Asexual Reproduction of Ascomycota:
✔ What are Reproduction?
✔ Asexual Reproduction??
✔ Asexual Reproduction in Ascomycota?
✔ Types of Asexual Reproduction in Ascomycota??
✔ Asexual spores?
✔ Conidia formation??
✔ Conidiospores, mitospores??
• Biological proccess by which new individual organisms Offspring are
produced from their Parents
• Reproduction is a fundamental feature of life
• Each individual organism exists as the result of Reproduction.
Types of Reproduction:
• Asexual Reproduction
• Sexual Reproduction
4. Asexual spores:
Different types of asexual spores can be identified by colour, shape, and how they are
released as individual spores.
Types of Asexual spores:
⮚ The most frequent types are the single-celled spores, which are designated amerospores.
⮚ If the spore is divided into two by a cross-wall (septum), it is called a didymospore.
When there are two or more cross-walls, the classification depends on spore shape.
⮚ If the septae are transversal, like the rungs of a ladder, it is a phragmospore,
⮚ If they possess a net-like structure it is a dictyospore.
⮚ If ray-like arms radiate from a central body it is saturospores
⮚ If the entire spore is wound up in a spiral like a spring.it is helicospores
⮚ Very long worm like spores with a length to diameter ratio of more than 15:1are called
Ascomycetes are 'spore shooters'. They are fungi which produce microscopic spores inside
special, elongated cells or sacs, known as 'asci', which give the group its name.
Types of Asexual Reproduction in Ascomycota:
Asexual reproduction is the dominant form of propagation in the Ascomycota, and is responsible for the rapid
spread of these fungi into new areas. Asexual reproduction of ascomycetes is very diverse from both structural
and functional points of view…
▪ Conidia Formation
6. Conidia Formation:
Asexual reproduction may occur through vegetative reproductive spores, the conidia. The asexual, non-motile haploid spores
of a fungus, which are named after the Greek word for dust (conia), are hence also known as conidiospores and mitospores.
The conidiospores commonly contain one nucleus and are products of mitotic cell divisions and thus are sometimes call
mitospores, which are genetically identical to the mycelium from which they originate. They are typically formed at the ends
of specialized hyphae, the conidiophores. Depending on the species they may be dispersed by wind or water, or by animals.
Conidiophores may simply branch off from the mycelia or they may be formed in fruiting bodies.
The hypha that creates the sporing (conidiating) tip can be very similar to the normal hyphal tip, or it can be differentiated.
The most common differentiation is the formation of a bottle shaped cell called a phialide, from which the spores are
produced. Not all of these asexual structures are a single hypha. In some groups, the conidiophores (the structures that bear
the conidia) are aggregated to form a thick structure.
The diverse conidia and conidiophores sometimes develop in asexual sporocarps with different characteristics (e.g.

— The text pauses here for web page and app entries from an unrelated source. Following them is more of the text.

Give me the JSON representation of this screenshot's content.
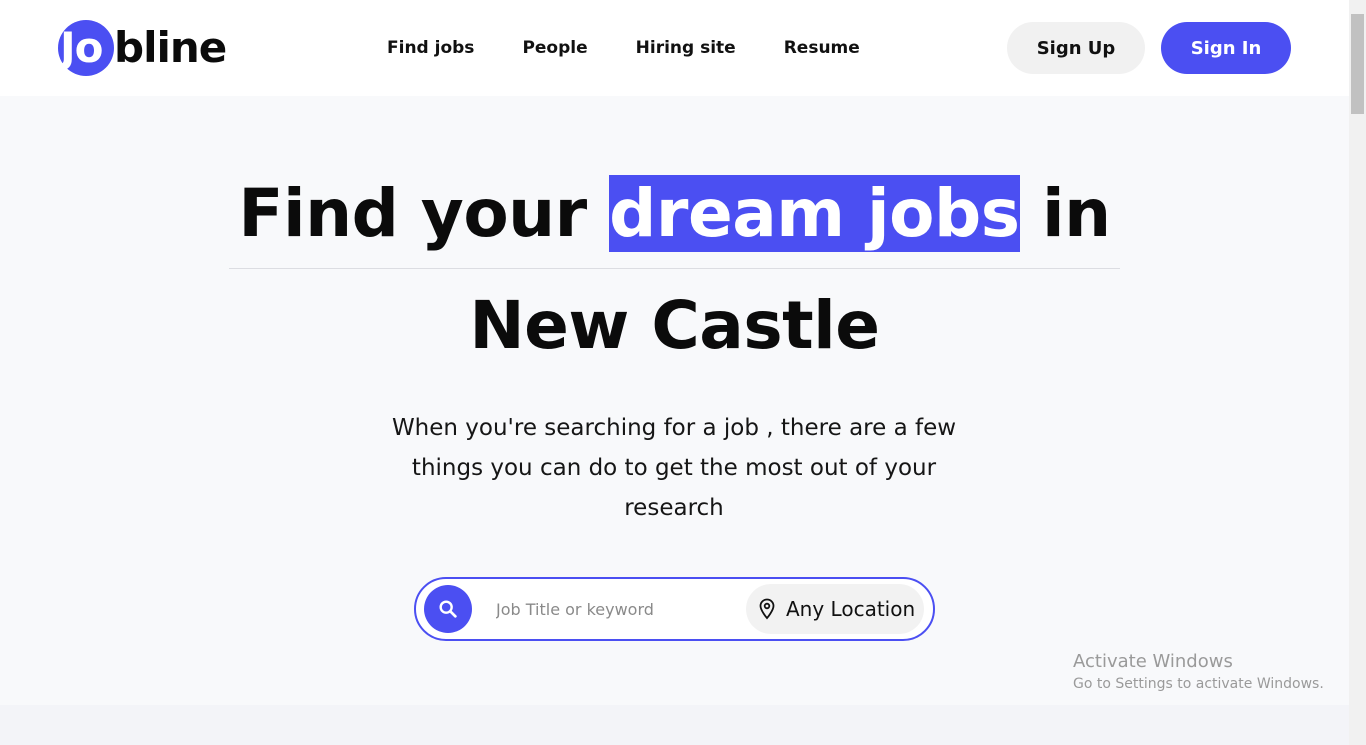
{
  "brand": {
    "logo_prefix": "Jo",
    "logo_suffix": "bline",
    "accent": "#4b4ff2"
  },
  "nav": {
    "items": [
      {
        "label": "Find jobs"
      },
      {
        "label": "People"
      },
      {
        "label": "Hiring site"
      },
      {
        "label": "Resume"
      }
    ]
  },
  "auth": {
    "signup_label": "Sign Up",
    "signin_label": "Sign In"
  },
  "hero": {
    "title_before": "Find your ",
    "title_highlight": "dream jobs",
    "title_after": " in",
    "title_line2": "New Castle",
    "subtitle": "When you're searching for a job , there are a few things you can do to get the most out of your research"
  },
  "search": {
    "icon": "search-icon",
    "placeholder": "Job Title or keyword",
    "value": "",
    "location_icon": "map-pin-icon",
    "location_label": "Any Location"
  },
  "watermark": {
    "title": "Activate Windows",
    "subtitle": "Go to Settings to activate Windows."
  }
}
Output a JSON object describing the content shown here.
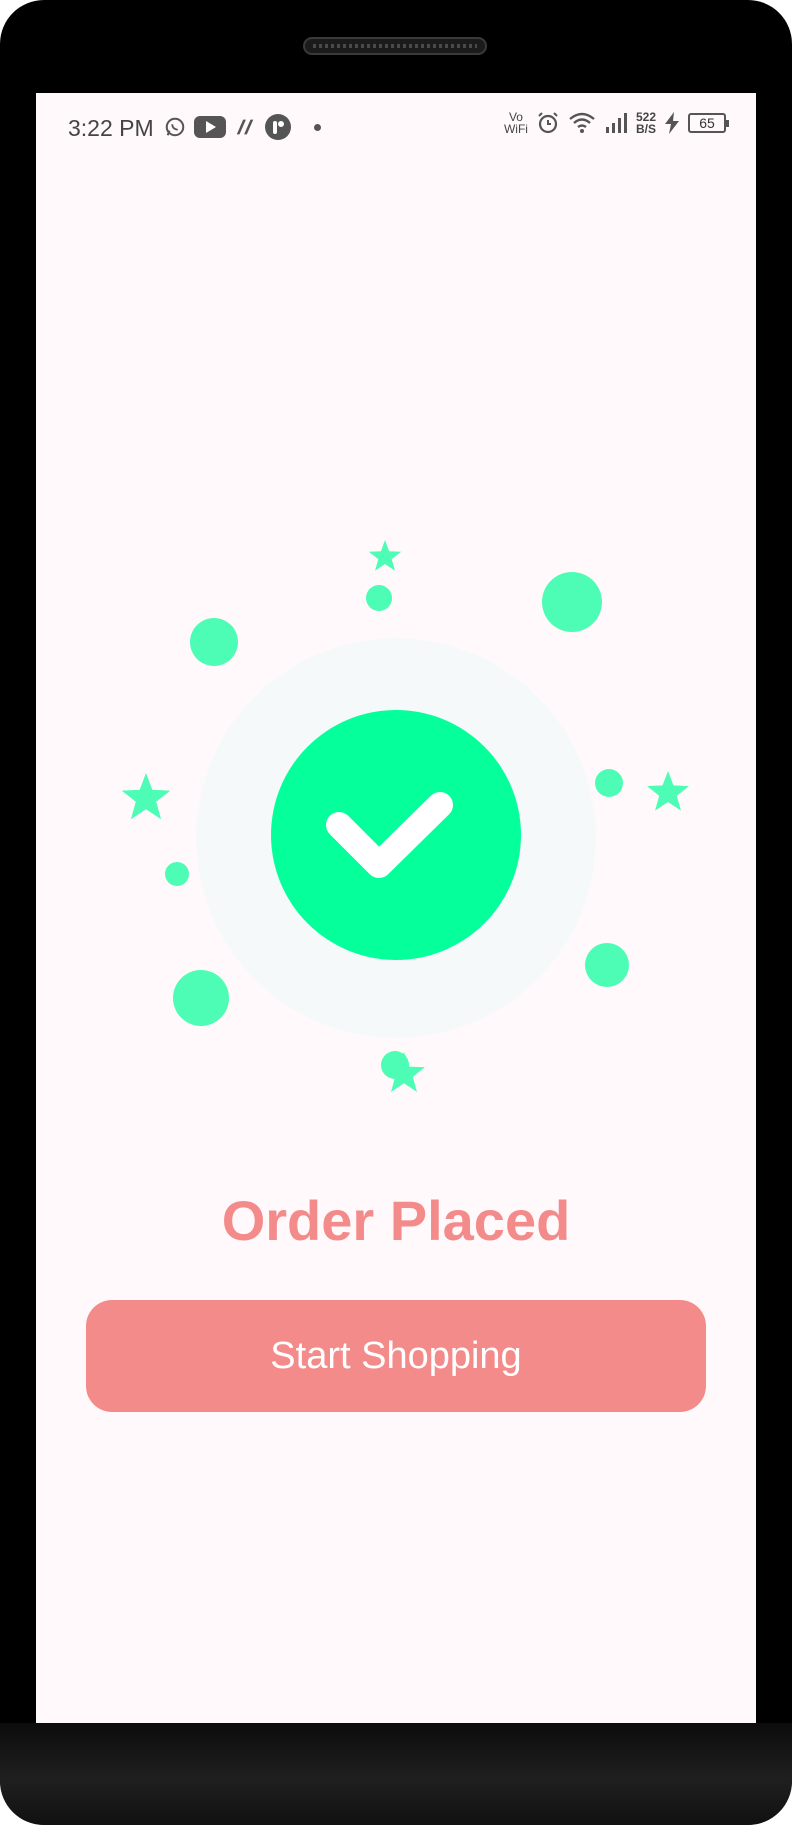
{
  "status_bar": {
    "time": "3:22 PM",
    "network_label_top": "Vo",
    "network_label_bottom": "WiFi",
    "speed_value": "522",
    "speed_unit": "B/S",
    "battery_level": "65"
  },
  "main": {
    "title": "Order Placed",
    "start_shopping_label": "Start Shopping"
  },
  "colors": {
    "accent_green": "#05ff9b",
    "accent_pink": "#f48b8b",
    "background": "#fff9fc"
  },
  "icons": [
    "whatsapp-icon",
    "youtube-icon",
    "app-icon",
    "app-r-icon",
    "alarm-icon",
    "wifi-icon",
    "signal-icon",
    "charging-icon",
    "battery-icon",
    "check-icon",
    "star-icon"
  ]
}
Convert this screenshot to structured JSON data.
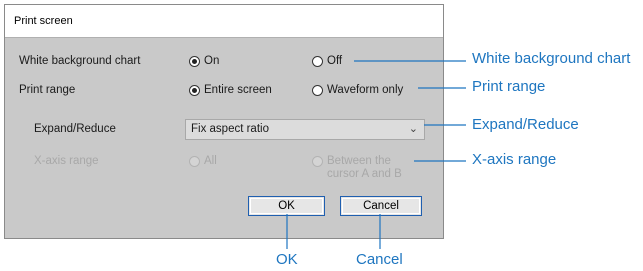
{
  "dialog": {
    "title": "Print screen",
    "rows": {
      "white_bg": {
        "label": "White background chart",
        "on": "On",
        "off": "Off",
        "selected": "On"
      },
      "print_range": {
        "label": "Print range",
        "entire": "Entire screen",
        "waveform": "Waveform only",
        "selected": "Entire screen"
      },
      "expand_reduce": {
        "label": "Expand/Reduce",
        "value": "Fix aspect ratio"
      },
      "x_axis": {
        "label": "X-axis range",
        "all": "All",
        "between_line1": "Between the",
        "between_line2": "cursor A and B",
        "enabled": false
      }
    },
    "buttons": {
      "ok": "OK",
      "cancel": "Cancel"
    }
  },
  "callouts": {
    "white_bg": "White background chart",
    "print_range": "Print range",
    "expand_reduce": "Expand/Reduce",
    "x_axis": "X-axis range",
    "ok": "OK",
    "cancel": "Cancel"
  },
  "colors": {
    "callout": "#1e76c0",
    "dialog_bg": "#c9c9c9",
    "button_border": "#1f5fb0"
  }
}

aecervulus, pycnidium, sporodochium). Some species of Ascomycetes form their structures within plant tissue, either as
parasite or saprophytes. These fungi have evolved more complex asexual sporing structures, probably influenced by the
cultural conditions of plant tissue as a substrate. These structures are called the sporodochium. This is a cushion of
conidiophores created from a pseudoparenchymatous stroma in plant tissue. The pycnidium is a globose to flask-shaped
parenchymatous structure, lined on its inner wall with conidiophores. The acervulus is a flat saucer shaped bed of
conidiophores produced under a plant cuticle, which eventually erupt through the cuticle for dispersal.
9. Budding :
⮚ Having and Developing bud
⮚Asexual reproduction process in ascomycetes also involves the
budding which we clearly observe in yeast. This is termed a “blastic
process”. It involves the blowing out or blebbing of the hyphal tip
wall. The blastic process can involve all wall layers, or there can be
a new cell wall synthesized which is extruded from within the old
The initial events of budding can be seen as the development of a ring of chitin around the
point where the bud is about to appear. This reinforces and stabilizes the cell wall.
Enzymatic activity and turgor pressure act to weaken and extrude the cell wall. New cell
wall material is incorporated during this phase. Cell contents are forced into the progeny
cell, and as the final phase of mitosis ends a cell plate, the point at which a new cell wall
will grow inwards from, forms.